- July 31, 2020 8:30 AM
- June 9, 2020 2:57 AM
- September 18, 2019 2:22 PM
In two months, the Cambodian Youth Network and indigenous Kuy communities in Preah Vihear Province have documented nearly 300 cases of illegal logging, but the government refuses to investigate.
PHNOM PENH--The Cambodian Youth Network (CYN) teamed up with Preah Vihear Province’s indigenous Kuy communities to investigate forest crimes in Preah Roka Wildlife Sanctuary—together they found almost 300 cases of criminal activity in just two months.
Concerns are growing over tree cover loss in Preah Roka Wildlife Sanctuary as the Kuy communities found a further 90 sites of illegal logging within the sanctuary’s borders. This comes after CYN, working with the Kuy, found 213 illegal logging cases in March 2021.
Preah Vihear Province’s indigenous Kuy community said that between May 22 and May 23 they had monitored a 50 kilometer route through the 900 square kilometer protected area and recorded 90 cases of illegal logging.

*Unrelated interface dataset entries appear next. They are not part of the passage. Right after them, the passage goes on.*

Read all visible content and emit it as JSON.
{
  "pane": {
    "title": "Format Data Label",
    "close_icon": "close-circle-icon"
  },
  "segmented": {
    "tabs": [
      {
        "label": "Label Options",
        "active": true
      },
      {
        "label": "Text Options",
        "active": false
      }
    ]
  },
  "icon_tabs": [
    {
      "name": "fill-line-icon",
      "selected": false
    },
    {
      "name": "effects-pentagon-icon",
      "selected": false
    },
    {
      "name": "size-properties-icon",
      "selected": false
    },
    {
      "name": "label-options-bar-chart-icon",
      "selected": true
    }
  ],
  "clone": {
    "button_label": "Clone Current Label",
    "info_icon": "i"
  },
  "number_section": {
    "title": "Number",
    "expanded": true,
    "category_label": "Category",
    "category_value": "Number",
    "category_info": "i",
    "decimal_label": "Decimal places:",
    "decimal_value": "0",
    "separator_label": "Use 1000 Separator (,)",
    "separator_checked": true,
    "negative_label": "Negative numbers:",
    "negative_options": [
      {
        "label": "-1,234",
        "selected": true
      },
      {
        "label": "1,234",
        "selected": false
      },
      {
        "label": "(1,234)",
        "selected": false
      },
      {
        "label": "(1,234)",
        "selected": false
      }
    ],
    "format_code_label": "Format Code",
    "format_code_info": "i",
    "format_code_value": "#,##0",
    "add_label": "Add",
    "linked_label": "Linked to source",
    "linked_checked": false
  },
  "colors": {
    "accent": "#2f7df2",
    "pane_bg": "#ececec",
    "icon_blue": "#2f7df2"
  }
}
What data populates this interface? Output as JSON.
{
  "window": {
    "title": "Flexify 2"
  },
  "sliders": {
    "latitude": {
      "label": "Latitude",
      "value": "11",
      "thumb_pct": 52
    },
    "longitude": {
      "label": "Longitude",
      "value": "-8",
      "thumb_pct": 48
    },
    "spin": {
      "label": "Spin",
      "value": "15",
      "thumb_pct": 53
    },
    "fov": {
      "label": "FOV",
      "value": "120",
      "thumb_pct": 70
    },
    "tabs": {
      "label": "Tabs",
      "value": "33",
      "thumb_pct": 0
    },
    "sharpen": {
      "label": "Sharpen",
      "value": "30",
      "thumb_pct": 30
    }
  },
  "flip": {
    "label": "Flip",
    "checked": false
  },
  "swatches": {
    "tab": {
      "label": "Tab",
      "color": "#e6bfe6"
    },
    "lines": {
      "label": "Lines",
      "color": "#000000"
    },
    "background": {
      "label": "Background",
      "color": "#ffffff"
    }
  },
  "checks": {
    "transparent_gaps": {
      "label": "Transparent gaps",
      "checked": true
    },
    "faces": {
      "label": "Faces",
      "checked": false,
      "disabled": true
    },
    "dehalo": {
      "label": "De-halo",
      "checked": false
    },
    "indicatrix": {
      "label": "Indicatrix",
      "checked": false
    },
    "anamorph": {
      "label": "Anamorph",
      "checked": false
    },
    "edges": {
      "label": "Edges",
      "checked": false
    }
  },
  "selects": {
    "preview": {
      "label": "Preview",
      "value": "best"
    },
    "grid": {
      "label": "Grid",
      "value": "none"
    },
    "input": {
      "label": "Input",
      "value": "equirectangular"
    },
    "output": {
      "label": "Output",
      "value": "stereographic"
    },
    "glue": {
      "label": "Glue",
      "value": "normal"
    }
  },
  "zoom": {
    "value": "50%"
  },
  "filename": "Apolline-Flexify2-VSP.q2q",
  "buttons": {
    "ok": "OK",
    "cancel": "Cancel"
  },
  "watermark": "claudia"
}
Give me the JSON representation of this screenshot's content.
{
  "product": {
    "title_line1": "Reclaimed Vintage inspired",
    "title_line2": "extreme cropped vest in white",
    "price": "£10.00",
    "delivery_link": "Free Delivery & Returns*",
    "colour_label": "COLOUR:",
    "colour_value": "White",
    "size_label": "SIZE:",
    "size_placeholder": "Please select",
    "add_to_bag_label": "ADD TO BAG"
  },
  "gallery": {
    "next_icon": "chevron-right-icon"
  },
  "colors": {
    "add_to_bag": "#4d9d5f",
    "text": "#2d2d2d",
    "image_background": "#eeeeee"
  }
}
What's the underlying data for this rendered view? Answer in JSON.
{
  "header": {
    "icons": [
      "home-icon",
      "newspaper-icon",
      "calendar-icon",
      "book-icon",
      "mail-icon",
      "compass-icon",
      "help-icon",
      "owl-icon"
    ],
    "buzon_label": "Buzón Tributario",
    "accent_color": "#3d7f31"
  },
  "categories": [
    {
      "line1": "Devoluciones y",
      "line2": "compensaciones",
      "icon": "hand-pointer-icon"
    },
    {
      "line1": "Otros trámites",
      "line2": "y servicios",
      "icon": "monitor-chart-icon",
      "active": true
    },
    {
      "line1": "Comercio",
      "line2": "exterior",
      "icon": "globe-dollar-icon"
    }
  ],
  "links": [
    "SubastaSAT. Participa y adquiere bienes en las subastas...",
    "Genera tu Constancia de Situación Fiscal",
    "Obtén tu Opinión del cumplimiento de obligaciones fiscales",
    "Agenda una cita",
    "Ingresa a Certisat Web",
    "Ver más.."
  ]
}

Most of the trees felled were, according to the Kuy communities, vulnerable with a diameters ranging from 33 centimeters to 158 centimeters—prime wood for illegal loggers.
The Kuy communities said that their findings suggest that forest crime in Cambodia continues unabated, despite Preah Roka being designated a protected area in 2016. This, they said, could be a result of low-quality enforcement and inefficiency on behalf of the authorities.
The Kuy communities called on the government to properly investigate those behind the environmental destruction before it’s too late.
“We understand that the lack of investigation to find those involved is also another reason why loggers have access to relentless logging,” they said.
San Mala, senior advocacy officer at the CYN, said that before the most recent COVID-19 outbreak his team had always cooperated with the community to patrol and had found many tractors carrying logging. He estimated that at least 10 tractors transported logs out of the protected area each day.
The COVID-19 pandemic, and the assorted restrictions that followed, have created a golden opportunity for loggers to transport timber uninterrupted, he added.
“We noted that forest crimes are being recorded continuously,” he said. “There can be more than 10 trucks transporting timber every day.”
Mala went on to question whether the Ministry of Environment, who are supposedly responsible for the preservation of Cambodia’s protected areas, are incompetent or simply complicit in the wholesale destruction of Preah Roka and other old-growth forests.
“We urge the Ministry of Environment and other relevant authorities to review and reconsider the restriction of freedoms and openness for forest activists, associations, civil society and the public to participate in patrolling, conservation and maintenance of forests in accordance with the provisions of the law,” he said.
Spokesperson for the Ministry of Environment Neth Pheaktra said that the ministry is continuing to strengthen the protection and conservation of natural resources by strengthening law enforcement, but he repeated a claim he has often made regarding the role of activists in conservation.
“The situation of natural resources in Cambodia is not as bad as a handful of political activists say, [they] are often coloring and manipulating [facts] with organizing campaigns, which are the business ventures of some civil society organizations, to complete the financing of each project out of fear of donors withdraw money,” he claimed.
While Pheaktra was unable to provide evidence to support these claims, he said that civil society often pretends to be the victim.
However, the government’s relationship with environmentalists has long been fraught, with activists such as Chut Wutty being killed while attempting to raise awareness of the ecological destruction taking place under the government’s watch. The recent jailing of Mother Nature Cambodia activists for planning a one-woman peaceful protest march is just the latest in a string of attacks on civil society members by the government.
Other reliable reports have suggested that the government is not only aware of the large-scale logging operations that threaten Cambodia’s forests, but is in fact involved and profiting from them.
Additional reporting by Lay Sopheavotey